Required work:
In your copy, set down the entries exactly and exclude the pictures.

——————————

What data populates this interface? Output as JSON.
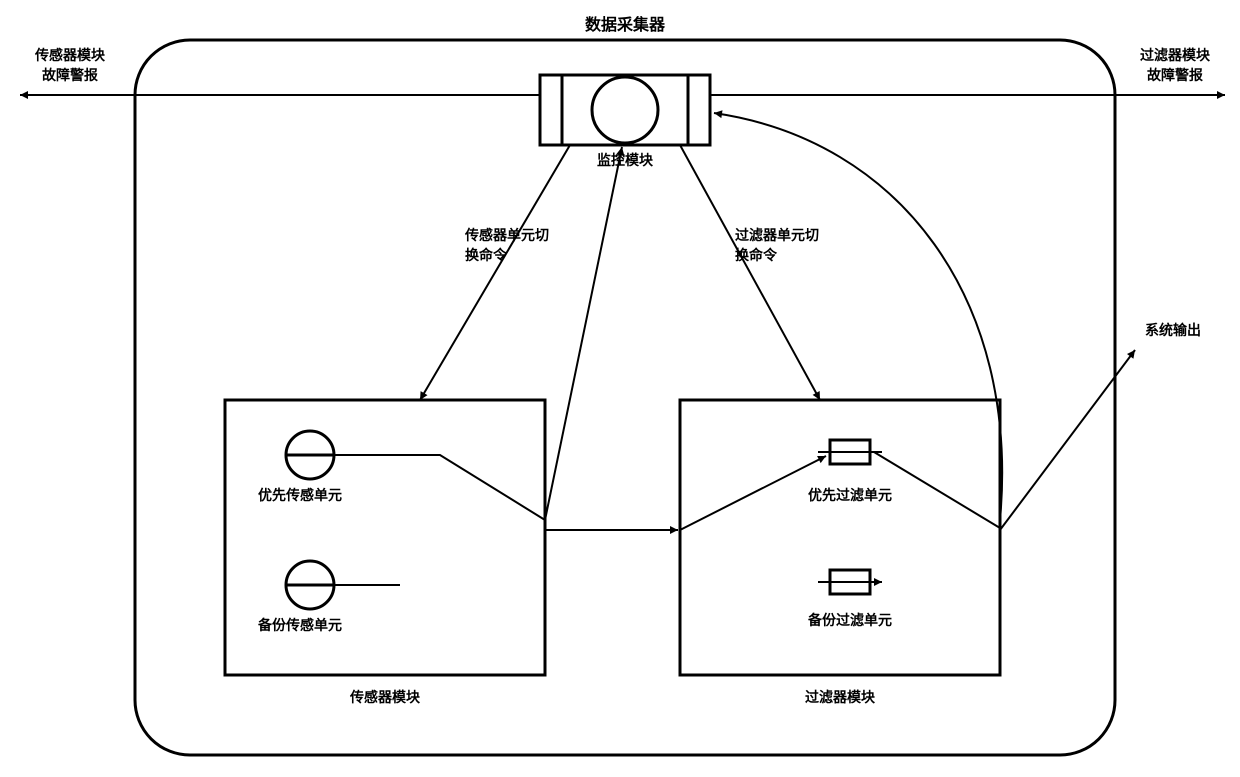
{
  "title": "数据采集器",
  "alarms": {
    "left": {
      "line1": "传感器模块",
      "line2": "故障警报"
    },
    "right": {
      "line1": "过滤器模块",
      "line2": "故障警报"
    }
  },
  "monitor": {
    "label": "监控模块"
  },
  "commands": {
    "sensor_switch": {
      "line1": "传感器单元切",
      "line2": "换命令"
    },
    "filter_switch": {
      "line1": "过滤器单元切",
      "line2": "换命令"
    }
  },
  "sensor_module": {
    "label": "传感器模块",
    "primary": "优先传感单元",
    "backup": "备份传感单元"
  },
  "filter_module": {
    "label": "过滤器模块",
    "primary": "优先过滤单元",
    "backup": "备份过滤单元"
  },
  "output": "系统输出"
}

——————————

Task response:
What data populates this interface? Output as JSON.
{
  "title": "数据采集器",
  "alarms": {
    "left": {
      "line1": "传感器模块",
      "line2": "故障警报"
    },
    "right": {
      "line1": "过滤器模块",
      "line2": "故障警报"
    }
  },
  "monitor": {
    "label": "监控模块"
  },
  "commands": {
    "sensor_switch": {
      "line1": "传感器单元切",
      "line2": "换命令"
    },
    "filter_switch": {
      "line1": "过滤器单元切",
      "line2": "换命令"
    }
  },
  "sensor_module": {
    "label": "传感器模块",
    "primary": "优先传感单元",
    "backup": "备份传感单元"
  },
  "filter_module": {
    "label": "过滤器模块",
    "primary": "优先过滤单元",
    "backup": "备份过滤单元"
  },
  "output": "系统输出"
}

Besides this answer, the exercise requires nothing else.